What the exercise asks ::
Word for word, return each entry that follows, with every image removed.

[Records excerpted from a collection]
>>>

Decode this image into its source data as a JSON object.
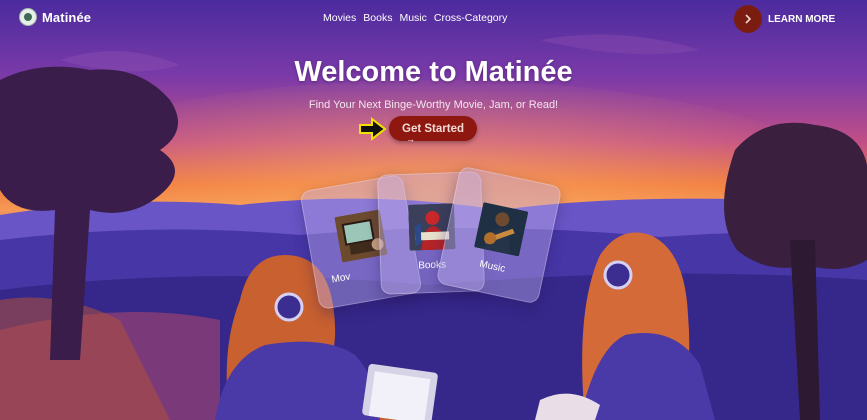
{
  "brand": {
    "name": "Matinée"
  },
  "nav": {
    "links": [
      "Movies",
      "Books",
      "Music",
      "Cross-Category"
    ]
  },
  "learn_more": {
    "label": "LEARN MORE",
    "icon": "chevron-right-icon"
  },
  "hero": {
    "title": "Welcome to Matinée",
    "subtitle": "Find Your Next Binge-Worthy Movie, Jam, or Read!",
    "cta_label": "Get Started",
    "cta_arrow": "→"
  },
  "cards": [
    {
      "label": "Movies",
      "visible_label": "Mov",
      "icon": "movie-thumbnail"
    },
    {
      "label": "Books",
      "icon": "books-thumbnail"
    },
    {
      "label": "Music",
      "icon": "music-thumbnail"
    }
  ],
  "colors": {
    "accent": "#8e1710",
    "sky_top": "#4a2a9a",
    "sky_glow": "#f07a3a",
    "hills": "#3a2c8c"
  }
}
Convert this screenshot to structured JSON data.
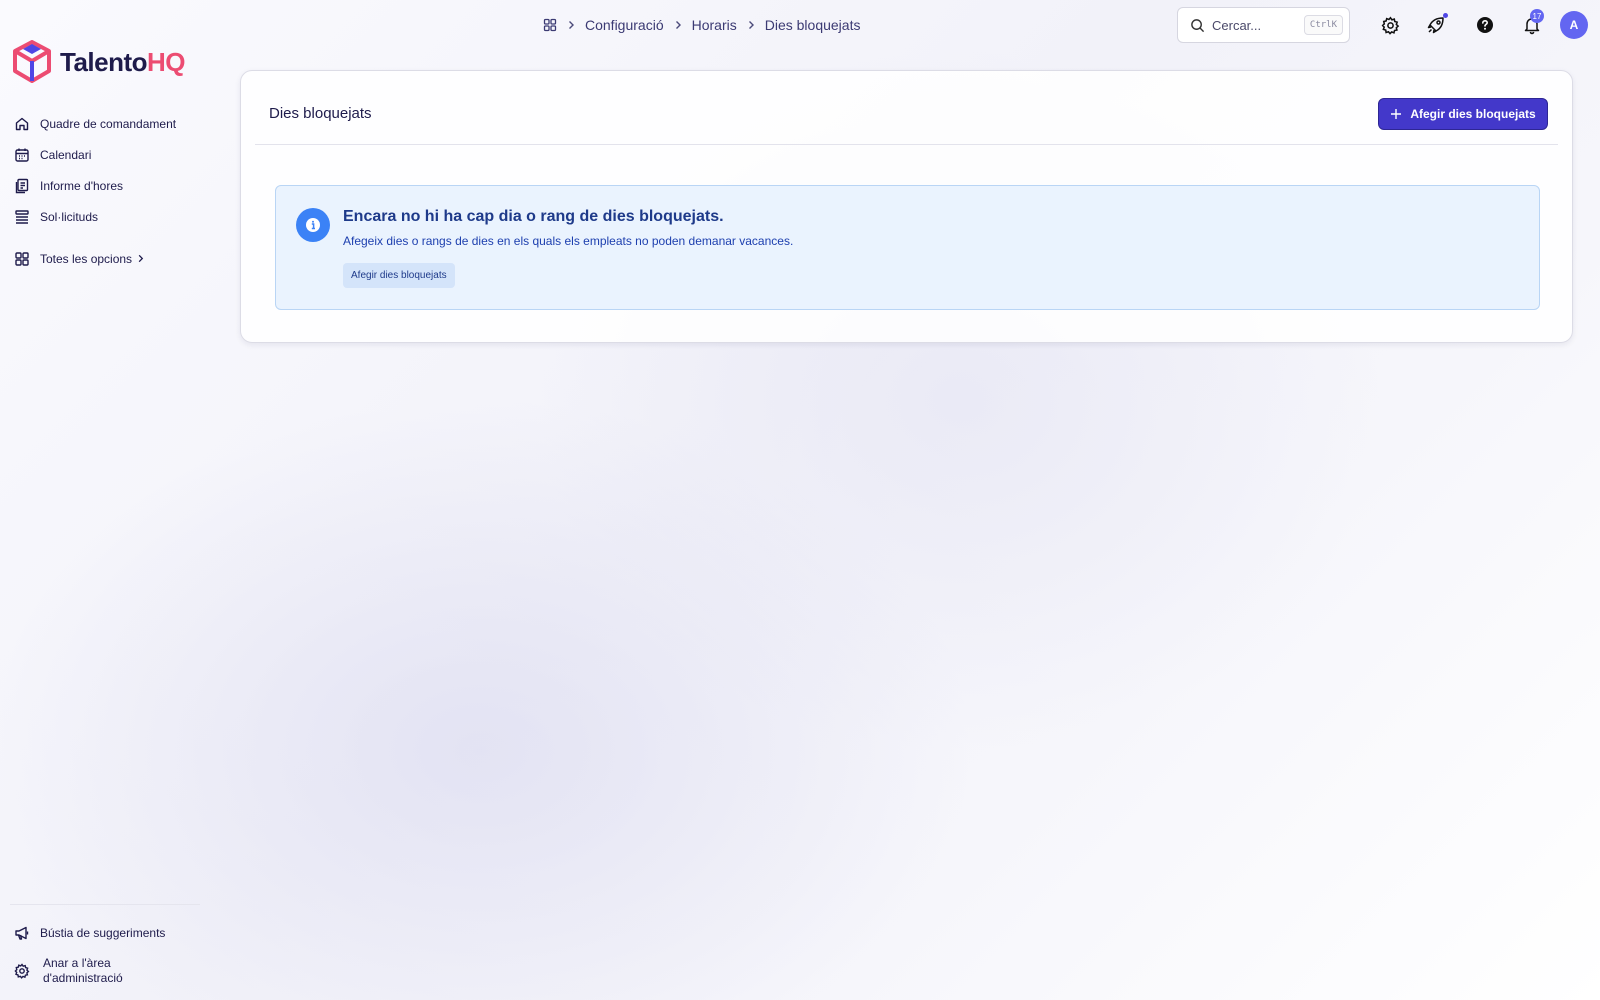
{
  "app": {
    "logo_part1": "Talento",
    "logo_part2": "HQ",
    "brand_color": "#ec4c72",
    "accent_color": "#4338ca"
  },
  "sidebar": {
    "items": [
      {
        "label": "Quadre de comandament",
        "icon": "home-icon"
      },
      {
        "label": "Calendari",
        "icon": "calendar-icon"
      },
      {
        "label": "Informe d'hores",
        "icon": "report-icon"
      },
      {
        "label": "Sol·licituds",
        "icon": "list-icon"
      }
    ],
    "more_label": "Totes les opcions",
    "bottom": {
      "feedback_label": "Bústia de suggeriments",
      "admin_label_line1": "Anar a l'àrea",
      "admin_label_line2": "d'administració"
    }
  },
  "header": {
    "breadcrumb": [
      "Configuració",
      "Horaris",
      "Dies bloquejats"
    ],
    "search_placeholder": "Cercar...",
    "search_shortcut": "CtrlK",
    "notification_count": "17",
    "avatar_initial": "A"
  },
  "main": {
    "title": "Dies bloquejats",
    "add_button_label": "Afegir dies bloquejats",
    "empty_state": {
      "title": "Encara no hi ha cap dia o rang de dies bloquejats.",
      "text": "Afegeix dies o rangs de dies en els quals els empleats no poden demanar vacances.",
      "button_label": "Afegir dies bloquejats"
    }
  }
}
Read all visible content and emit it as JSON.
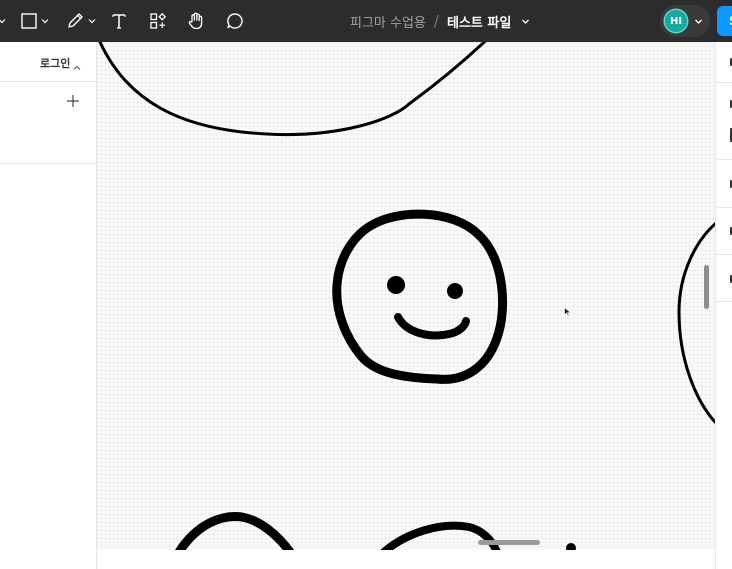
{
  "toolbar": {
    "project_name": "피그마 수업용",
    "separator": "/",
    "file_name": "테스트 파일",
    "user_initials": "HI",
    "share_label": "S",
    "tools": [
      {
        "name": "frame-tool",
        "icon": "frame-icon"
      },
      {
        "name": "shape-tool",
        "icon": "rectangle-icon"
      },
      {
        "name": "pen-tool",
        "icon": "pen-icon"
      },
      {
        "name": "text-tool",
        "icon": "text-icon"
      },
      {
        "name": "resources-tool",
        "icon": "resources-icon"
      },
      {
        "name": "hand-tool",
        "icon": "hand-icon"
      },
      {
        "name": "comment-tool",
        "icon": "comment-icon"
      }
    ]
  },
  "left_panel": {
    "section_label": "로그인",
    "add_icon": "plus-icon"
  },
  "colors": {
    "toolbar_bg": "#2c2c2c",
    "accent": "#0d99ff",
    "avatar": "#17a8a0",
    "stroke": "#000000"
  }
}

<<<

Written answer ::
Decode this image into its source data as a JSON object.
{
  "brand": {
    "name": "Matinée"
  },
  "nav": {
    "links": [
      "Movies",
      "Books",
      "Music",
      "Cross-Category"
    ]
  },
  "learn_more": {
    "label": "LEARN MORE",
    "icon": "chevron-right-icon"
  },
  "hero": {
    "title": "Welcome to Matinée",
    "subtitle": "Find Your Next Binge-Worthy Movie, Jam, or Read!",
    "cta_label": "Get Started",
    "cta_arrow": "→"
  },
  "cards": [
    {
      "label": "Movies",
      "visible_label": "Mov",
      "icon": "movie-thumbnail"
    },
    {
      "label": "Books",
      "icon": "books-thumbnail"
    },
    {
      "label": "Music",
      "icon": "music-thumbnail"
    }
  ],
  "colors": {
    "accent": "#8e1710",
    "sky_top": "#4a2a9a",
    "sky_glow": "#f07a3a",
    "hills": "#3a2c8c"
  }
}
Convert this screenshot to structured JSON data.
{
  "app": {
    "logo_part1": "Talento",
    "logo_part2": "HQ",
    "brand_color": "#ec4c72",
    "accent_color": "#4338ca"
  },
  "sidebar": {
    "items": [
      {
        "label": "Quadre de comandament",
        "icon": "home-icon"
      },
      {
        "label": "Calendari",
        "icon": "calendar-icon"
      },
      {
        "label": "Informe d'hores",
        "icon": "report-icon"
      },
      {
        "label": "Sol·licituds",
        "icon": "list-icon"
      }
    ],
    "more_label": "Totes les opcions",
    "bottom": {
      "feedback_label": "Bústia de suggeriments",
      "admin_label_line1": "Anar a l'àrea",
      "admin_label_line2": "d'administració"
    }
  },
  "header": {
    "breadcrumb": [
      "Configuració",
      "Horaris",
      "Dies bloquejats"
    ],
    "search_placeholder": "Cercar...",
    "search_shortcut": "CtrlK",
    "notification_count": "17",
    "avatar_initial": "A"
  },
  "main": {
    "title": "Dies bloquejats",
    "add_button_label": "Afegir dies bloquejats",
    "empty_state": {
      "title": "Encara no hi ha cap dia o rang de dies bloquejats.",
      "text": "Afegeix dies o rangs de dies en els quals els empleats no poden demanar vacances.",
      "button_label": "Afegir dies bloquejats"
    }
  }
}
Read all visible content and emit it as JSON.
{
  "toolbar": {
    "project_name": "피그마 수업용",
    "separator": "/",
    "file_name": "테스트 파일",
    "user_initials": "HI",
    "share_label": "S",
    "tools": [
      {
        "name": "frame-tool",
        "icon": "frame-icon"
      },
      {
        "name": "shape-tool",
        "icon": "rectangle-icon"
      },
      {
        "name": "pen-tool",
        "icon": "pen-icon"
      },
      {
        "name": "text-tool",
        "icon": "text-icon"
      },
      {
        "name": "resources-tool",
        "icon": "resources-icon"
      },
      {
        "name": "hand-tool",
        "icon": "hand-icon"
      },
      {
        "name": "comment-tool",
        "icon": "comment-icon"
      }
    ]
  },
  "left_panel": {
    "section_label": "로그인",
    "add_icon": "plus-icon"
  },
  "colors": {
    "toolbar_bg": "#2c2c2c",
    "accent": "#0d99ff",
    "avatar": "#17a8a0",
    "stroke": "#000000"
  }
}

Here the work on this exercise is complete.